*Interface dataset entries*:
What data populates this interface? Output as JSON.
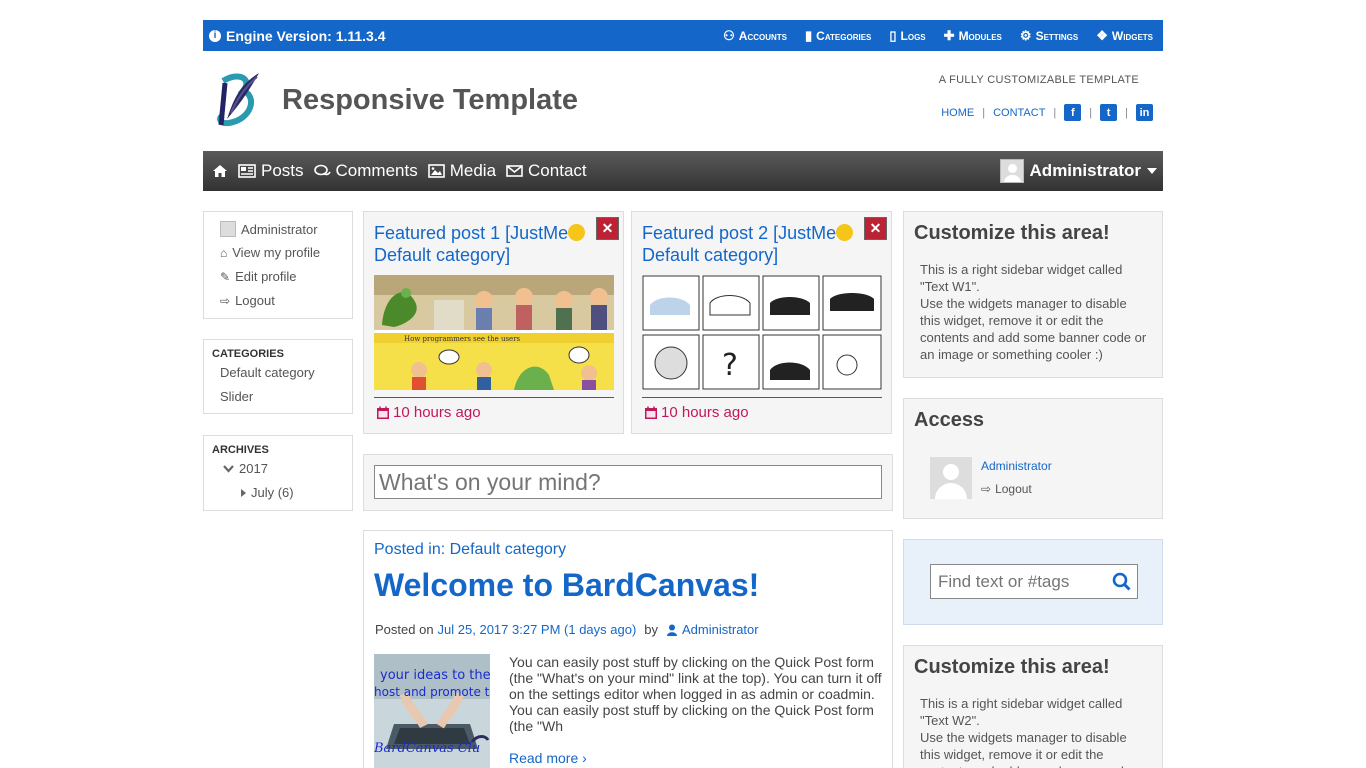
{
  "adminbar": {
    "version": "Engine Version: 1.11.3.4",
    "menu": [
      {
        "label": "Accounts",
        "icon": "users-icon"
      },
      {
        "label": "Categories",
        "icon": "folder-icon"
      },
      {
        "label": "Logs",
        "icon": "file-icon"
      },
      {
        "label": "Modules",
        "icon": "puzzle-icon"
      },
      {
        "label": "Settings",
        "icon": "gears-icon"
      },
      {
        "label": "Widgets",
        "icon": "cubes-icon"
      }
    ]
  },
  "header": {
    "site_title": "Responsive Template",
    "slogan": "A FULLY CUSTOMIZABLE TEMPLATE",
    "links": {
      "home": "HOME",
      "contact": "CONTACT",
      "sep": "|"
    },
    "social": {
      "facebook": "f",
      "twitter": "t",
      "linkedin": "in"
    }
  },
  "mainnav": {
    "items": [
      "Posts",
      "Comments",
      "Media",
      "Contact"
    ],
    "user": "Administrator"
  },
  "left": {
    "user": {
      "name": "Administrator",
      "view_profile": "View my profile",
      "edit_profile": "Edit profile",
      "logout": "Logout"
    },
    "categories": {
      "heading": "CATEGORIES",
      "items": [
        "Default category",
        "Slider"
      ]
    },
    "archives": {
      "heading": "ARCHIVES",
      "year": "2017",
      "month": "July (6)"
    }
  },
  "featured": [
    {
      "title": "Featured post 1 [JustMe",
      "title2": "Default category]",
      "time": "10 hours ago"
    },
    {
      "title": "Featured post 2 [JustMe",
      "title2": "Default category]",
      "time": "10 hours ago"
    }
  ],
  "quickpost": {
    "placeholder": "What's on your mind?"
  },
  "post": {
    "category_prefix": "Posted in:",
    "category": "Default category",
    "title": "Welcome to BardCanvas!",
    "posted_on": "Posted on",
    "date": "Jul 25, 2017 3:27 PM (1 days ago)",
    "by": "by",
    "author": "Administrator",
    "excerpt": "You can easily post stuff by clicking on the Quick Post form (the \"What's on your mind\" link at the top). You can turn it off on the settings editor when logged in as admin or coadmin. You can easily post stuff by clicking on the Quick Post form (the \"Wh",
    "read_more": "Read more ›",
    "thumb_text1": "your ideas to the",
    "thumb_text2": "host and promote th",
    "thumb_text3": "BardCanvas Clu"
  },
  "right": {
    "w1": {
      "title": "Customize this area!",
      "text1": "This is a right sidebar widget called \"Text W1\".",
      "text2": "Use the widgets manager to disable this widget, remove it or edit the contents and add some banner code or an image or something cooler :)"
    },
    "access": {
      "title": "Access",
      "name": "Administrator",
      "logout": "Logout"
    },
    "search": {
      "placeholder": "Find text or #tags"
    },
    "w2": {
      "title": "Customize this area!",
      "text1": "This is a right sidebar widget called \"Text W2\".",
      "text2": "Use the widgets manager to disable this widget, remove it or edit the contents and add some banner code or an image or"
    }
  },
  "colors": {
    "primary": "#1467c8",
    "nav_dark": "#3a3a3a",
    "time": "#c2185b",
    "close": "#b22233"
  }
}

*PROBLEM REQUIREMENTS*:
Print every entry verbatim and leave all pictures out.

*RESPONSE BOX*:
What data populates this interface? Output as JSON.
{
  "adminbar": {
    "version": "Engine Version: 1.11.3.4",
    "menu": [
      {
        "label": "Accounts",
        "icon": "users-icon"
      },
      {
        "label": "Categories",
        "icon": "folder-icon"
      },
      {
        "label": "Logs",
        "icon": "file-icon"
      },
      {
        "label": "Modules",
        "icon": "puzzle-icon"
      },
      {
        "label": "Settings",
        "icon": "gears-icon"
      },
      {
        "label": "Widgets",
        "icon": "cubes-icon"
      }
    ]
  },
  "header": {
    "site_title": "Responsive Template",
    "slogan": "A FULLY CUSTOMIZABLE TEMPLATE",
    "links": {
      "home": "HOME",
      "contact": "CONTACT",
      "sep": "|"
    },
    "social": {
      "facebook": "f",
      "twitter": "t",
      "linkedin": "in"
    }
  },
  "mainnav": {
    "items": [
      "Posts",
      "Comments",
      "Media",
      "Contact"
    ],
    "user": "Administrator"
  },
  "left": {
    "user": {
      "name": "Administrator",
      "view_profile": "View my profile",
      "edit_profile": "Edit profile",
      "logout": "Logout"
    },
    "categories": {
      "heading": "CATEGORIES",
      "items": [
        "Default category",
        "Slider"
      ]
    },
    "archives": {
      "heading": "ARCHIVES",
      "year": "2017",
      "month": "July (6)"
    }
  },
  "featured": [
    {
      "title": "Featured post 1 [JustMe",
      "title2": "Default category]",
      "time": "10 hours ago"
    },
    {
      "title": "Featured post 2 [JustMe",
      "title2": "Default category]",
      "time": "10 hours ago"
    }
  ],
  "quickpost": {
    "placeholder": "What's on your mind?"
  },
  "post": {
    "category_prefix": "Posted in:",
    "category": "Default category",
    "title": "Welcome to BardCanvas!",
    "posted_on": "Posted on",
    "date": "Jul 25, 2017 3:27 PM (1 days ago)",
    "by": "by",
    "author": "Administrator",
    "excerpt": "You can easily post stuff by clicking on the Quick Post form (the \"What's on your mind\" link at the top). You can turn it off on the settings editor when logged in as admin or coadmin. You can easily post stuff by clicking on the Quick Post form (the \"Wh",
    "read_more": "Read more ›",
    "thumb_text1": "your ideas to the",
    "thumb_text2": "host and promote th",
    "thumb_text3": "BardCanvas Clu"
  },
  "right": {
    "w1": {
      "title": "Customize this area!",
      "text1": "This is a right sidebar widget called \"Text W1\".",
      "text2": "Use the widgets manager to disable this widget, remove it or edit the contents and add some banner code or an image or something cooler :)"
    },
    "access": {
      "title": "Access",
      "name": "Administrator",
      "logout": "Logout"
    },
    "search": {
      "placeholder": "Find text or #tags"
    },
    "w2": {
      "title": "Customize this area!",
      "text1": "This is a right sidebar widget called \"Text W2\".",
      "text2": "Use the widgets manager to disable this widget, remove it or edit the contents and add some banner code or an image or"
    }
  },
  "colors": {
    "primary": "#1467c8",
    "nav_dark": "#3a3a3a",
    "time": "#c2185b",
    "close": "#b22233"
  }
}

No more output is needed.